But endogenous democracy also poses its own challenges. Those center of the effectiveness of consultation and the vigor of the mediating role of the core and its responsiveness to the collective within the principled framework of the basic political line. It reminds the theorist of the challenges of corruption in systems that require fallible individuals to manage systems founded on the hopes of perfectibility. That challenge brings to the foreground the second great issue of New Era—the issue of accountability.
Internal accountability structures include the principles of democratic centralism, of the core and collective, and of consultation within the CPC itself. It also includes disciplinary measures that have become quite potent in the apparatus of disciplinary inspection. The development of the Guiding Principles for Intra-party Political Life under New Situation announced at the 6th Plenary of 18th Central Committee of CPC in 2016 suggests the New Era structures of intra-party consultation and accountability spanning from the party’s congress system to intra-party supervision system and consultation mechanisms.
External accountability mechanisms include the mandatory axis between CPC and people—the mass line. The mass line takes the logic of the core-collective principle of governance and exports it to the relationship between party and people. The fundamental principle of the mass line applies thoroughly to every level of the party’s leadership in every sector ranging from the party apparatus itself to the state apparatus and other entities such as businesses and civil organizations. The Chinese People’s Political Consultative Conference (CPPCC) is one of the most important places where the axis of mass line functions as the external accountability mechanism for the party’s leadership. CPPCC has been playing the role since 1949 when the first conference laid the foundation of the People’s Republic.

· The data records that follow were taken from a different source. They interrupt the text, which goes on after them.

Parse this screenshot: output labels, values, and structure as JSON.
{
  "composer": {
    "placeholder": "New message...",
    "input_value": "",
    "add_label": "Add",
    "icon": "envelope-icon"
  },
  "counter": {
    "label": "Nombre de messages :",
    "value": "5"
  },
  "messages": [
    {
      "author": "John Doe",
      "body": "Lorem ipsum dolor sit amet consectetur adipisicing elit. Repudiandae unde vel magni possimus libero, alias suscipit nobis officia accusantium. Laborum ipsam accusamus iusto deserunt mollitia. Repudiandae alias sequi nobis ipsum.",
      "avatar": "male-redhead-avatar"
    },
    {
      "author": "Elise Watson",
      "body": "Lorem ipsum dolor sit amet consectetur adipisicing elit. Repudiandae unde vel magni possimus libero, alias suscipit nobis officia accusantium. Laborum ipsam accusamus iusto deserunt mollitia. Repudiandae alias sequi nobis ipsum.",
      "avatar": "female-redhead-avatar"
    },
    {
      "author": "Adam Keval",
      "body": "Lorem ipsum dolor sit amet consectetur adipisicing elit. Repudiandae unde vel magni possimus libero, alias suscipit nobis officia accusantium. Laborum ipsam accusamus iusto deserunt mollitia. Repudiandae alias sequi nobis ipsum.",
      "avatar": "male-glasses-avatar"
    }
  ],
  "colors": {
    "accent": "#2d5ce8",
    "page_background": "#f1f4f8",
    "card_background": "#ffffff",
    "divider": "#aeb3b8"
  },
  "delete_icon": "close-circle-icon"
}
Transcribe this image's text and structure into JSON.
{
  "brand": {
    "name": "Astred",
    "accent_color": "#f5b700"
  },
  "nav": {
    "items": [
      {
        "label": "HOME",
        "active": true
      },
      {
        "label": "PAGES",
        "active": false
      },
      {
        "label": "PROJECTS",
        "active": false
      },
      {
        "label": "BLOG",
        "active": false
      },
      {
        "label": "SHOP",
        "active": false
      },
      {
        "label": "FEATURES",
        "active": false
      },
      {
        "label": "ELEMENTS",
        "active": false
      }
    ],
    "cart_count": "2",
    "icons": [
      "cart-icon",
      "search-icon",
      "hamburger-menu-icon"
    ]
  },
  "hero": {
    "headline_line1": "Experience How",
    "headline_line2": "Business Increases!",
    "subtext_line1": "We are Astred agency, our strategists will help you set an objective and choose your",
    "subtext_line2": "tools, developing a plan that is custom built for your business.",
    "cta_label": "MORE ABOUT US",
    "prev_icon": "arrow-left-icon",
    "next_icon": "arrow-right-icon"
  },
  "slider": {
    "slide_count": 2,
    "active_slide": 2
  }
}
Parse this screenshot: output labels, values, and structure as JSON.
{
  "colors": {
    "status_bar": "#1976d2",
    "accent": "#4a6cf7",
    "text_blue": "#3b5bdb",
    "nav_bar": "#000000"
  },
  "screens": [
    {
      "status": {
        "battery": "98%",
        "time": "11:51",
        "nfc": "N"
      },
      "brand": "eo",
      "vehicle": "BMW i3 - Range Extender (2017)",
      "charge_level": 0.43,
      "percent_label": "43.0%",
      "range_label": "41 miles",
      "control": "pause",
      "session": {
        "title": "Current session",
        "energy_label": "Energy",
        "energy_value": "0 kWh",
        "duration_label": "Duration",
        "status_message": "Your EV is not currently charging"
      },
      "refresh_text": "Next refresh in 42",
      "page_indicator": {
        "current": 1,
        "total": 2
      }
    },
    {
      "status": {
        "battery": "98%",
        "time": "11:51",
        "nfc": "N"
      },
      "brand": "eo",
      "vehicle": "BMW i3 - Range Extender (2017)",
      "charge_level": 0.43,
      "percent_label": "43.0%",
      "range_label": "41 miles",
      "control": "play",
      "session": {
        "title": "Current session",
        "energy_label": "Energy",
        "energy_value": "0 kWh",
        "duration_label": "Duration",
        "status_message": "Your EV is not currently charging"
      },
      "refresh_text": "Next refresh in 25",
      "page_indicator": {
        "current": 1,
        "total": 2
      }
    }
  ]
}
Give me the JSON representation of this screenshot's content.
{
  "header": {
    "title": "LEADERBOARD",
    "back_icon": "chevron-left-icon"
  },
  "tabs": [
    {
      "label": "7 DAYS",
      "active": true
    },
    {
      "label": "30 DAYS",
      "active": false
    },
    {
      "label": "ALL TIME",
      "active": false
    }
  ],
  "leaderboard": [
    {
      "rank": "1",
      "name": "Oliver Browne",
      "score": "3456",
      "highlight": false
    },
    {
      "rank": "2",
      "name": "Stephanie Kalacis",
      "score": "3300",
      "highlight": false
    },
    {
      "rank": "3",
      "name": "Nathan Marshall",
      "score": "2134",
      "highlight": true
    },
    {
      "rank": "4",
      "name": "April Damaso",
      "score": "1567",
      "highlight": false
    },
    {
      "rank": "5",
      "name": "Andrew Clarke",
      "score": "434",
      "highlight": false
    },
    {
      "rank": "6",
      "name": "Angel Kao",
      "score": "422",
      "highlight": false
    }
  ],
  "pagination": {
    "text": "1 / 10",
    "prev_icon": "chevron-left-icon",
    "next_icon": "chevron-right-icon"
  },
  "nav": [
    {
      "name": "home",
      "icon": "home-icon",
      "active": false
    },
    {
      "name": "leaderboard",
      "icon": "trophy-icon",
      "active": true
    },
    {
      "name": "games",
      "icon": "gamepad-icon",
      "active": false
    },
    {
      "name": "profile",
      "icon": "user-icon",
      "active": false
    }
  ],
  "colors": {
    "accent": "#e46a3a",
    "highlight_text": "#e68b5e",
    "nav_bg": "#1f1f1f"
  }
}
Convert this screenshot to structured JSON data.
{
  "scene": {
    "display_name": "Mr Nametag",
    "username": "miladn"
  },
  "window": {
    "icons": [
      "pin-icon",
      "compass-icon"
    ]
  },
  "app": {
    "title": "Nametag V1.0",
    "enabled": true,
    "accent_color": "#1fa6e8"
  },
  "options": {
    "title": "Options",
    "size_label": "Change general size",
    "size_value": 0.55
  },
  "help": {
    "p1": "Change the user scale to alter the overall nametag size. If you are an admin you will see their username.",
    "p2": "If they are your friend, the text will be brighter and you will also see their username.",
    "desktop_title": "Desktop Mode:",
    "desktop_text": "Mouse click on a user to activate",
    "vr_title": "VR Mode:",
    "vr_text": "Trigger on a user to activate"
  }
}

The essence of the move toward consultative, that is socialist, democracy in China, was declared in the 19th CPC Congress Report. The 19th CPC Report groups the evolution and consolidation of consultative socialist democracy within six broad categories. The essay discusses the character of these six categories in more detail. These emphasize both the strong consultative aspects of the system and the even stronger connection between consultation and accountability. What is the essence of consultative democracy? The 19th CPC Congress Report explains that “The essence of the people's democracy is that the people get to discuss their own affairs.” But that process of consultation must be managed. And that management of popular expression is built around the mass organizations which serve to mediate between the raw and undiluted expression of popular opinion and the effective representation of that opinion for consumption by the political vanguard.
This is the core of the notion of endogenous democracy. What Chinese efforts demonstrate, at least preliminarily and in theoretical form, is that endogenous democracy is substantially compatible with Leninist state organization. But it may be worth considering whether the accountability principles at the base of endogenous democratic theory might also find expression in Western systems as well.